Google had previously pledged to destroy all data it had collected, but admitted last year that it had “accidentally” retained the additional discs.
The ICO has told the search giant it must inform it if any further discs of information are discovered.
“Today’s enforcement notice strengthens the action already taken by our office, placing a legal requirement on Google to delete the remaining payload data identified last year within the next 35 days and immediately inform the ICO if any further discs are found,” said Stephen Eckersley, the office’s head of enforcement.
Google claimed that it did not plan to collect any personal data, and that the engineer was acting independently. However, it later transpired that at least one senior manager at the company was aware the collection was taking place.

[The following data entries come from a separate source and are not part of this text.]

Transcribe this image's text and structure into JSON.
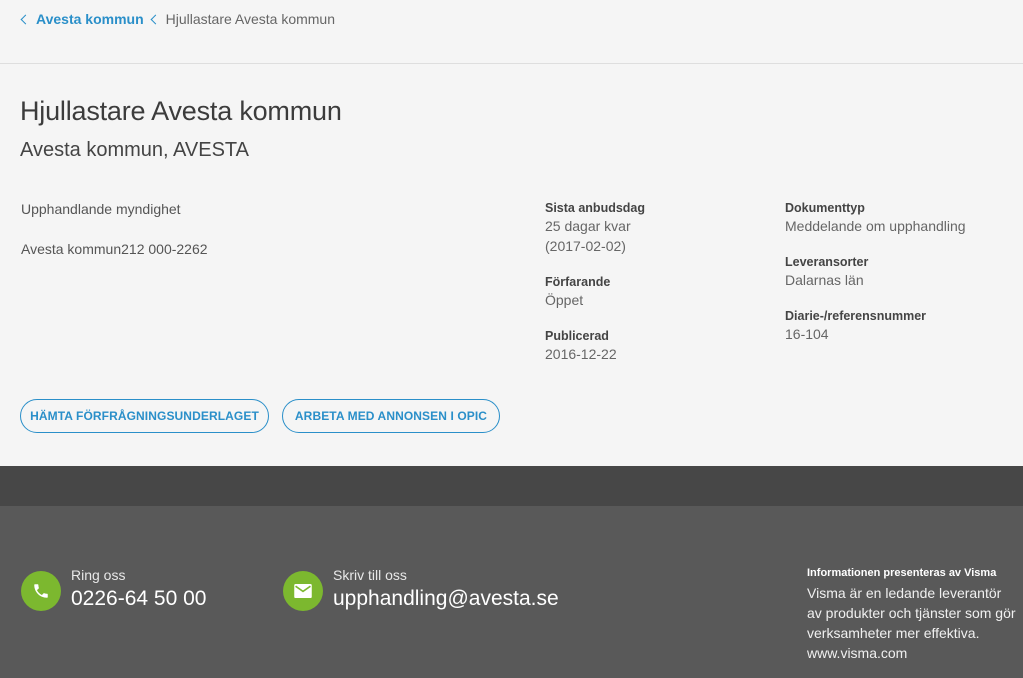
{
  "breadcrumb": {
    "parent": "Avesta kommun",
    "current": "Hjullastare Avesta kommun"
  },
  "header": {
    "title": "Hjullastare Avesta kommun",
    "subtitle": "Avesta kommun, AVESTA"
  },
  "authority": {
    "label": "Upphandlande myndighet",
    "id_line": "Avesta kommun212 000-2262"
  },
  "meta": {
    "deadline_label": "Sista anbudsdag",
    "deadline_remaining": "25 dagar kvar",
    "deadline_date": "(2017-02-02)",
    "procedure_label": "Förfarande",
    "procedure_value": "Öppet",
    "published_label": "Publicerad",
    "published_value": "2016-12-22",
    "doctype_label": "Dokumenttyp",
    "doctype_value": "Meddelande om upphandling",
    "location_label": "Leveransorter",
    "location_value": "Dalarnas län",
    "ref_label": "Diarie-/referensnummer",
    "ref_value": "16-104"
  },
  "actions": {
    "download": "HÄMTA FÖRFRÅGNINGSUNDERLAGET",
    "work_opic": "ARBETA MED ANNONSEN I OPIC"
  },
  "footer": {
    "phone_label": "Ring oss",
    "phone_value": "0226-64 50 00",
    "email_label": "Skriv till oss",
    "email_value": "upphandling@avesta.se",
    "visma_title": "Informationen presenteras av Visma",
    "visma_desc": "Visma är en ledande leverantör av produkter och tjänster som gör verksamheter mer effektiva.",
    "visma_link": "www.visma.com"
  },
  "colors": {
    "accent": "#2a8fc9",
    "icon_green": "#7cb82f",
    "footer_bg": "#595959",
    "footer_band": "#474747"
  },
  "icons": {
    "phone": "phone-icon",
    "email": "envelope-icon",
    "breadcrumb": "chevron-left-icon"
  }
}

To date, various regulators around the world have for the most part agreed with this assertion, concluding that the “mistakenly” gathered data was a result of sloppy management at a low level, rather than misguided direction from the top.
This warning however might have more teeth as failure to abide by the notice will be considered as contempt of court, which is a criminal offence.
It concluded that the collection of the data in 2010 was due to “procedural failings and a serious lack of management oversight”, but agreed with Google’s assertion that the company did not order the actions at a corporate level.
Inquiries into Google’s data gathering began in 2010 when it emerged an engineer had written software code to gather information from unsecured wi-fi networks.
However Nick Pickles, director of the privacy campaigners Big Brother Watch, criticised the ICO decision.
“People will rightly look at the UK’s approach to this issue and ask why, given regulators in the US and Germany have fined Google for exactly the same infringement, it is being allowed to escape with a slap on the wrist in Britain. Is our privacy somehow less worthy of protection?”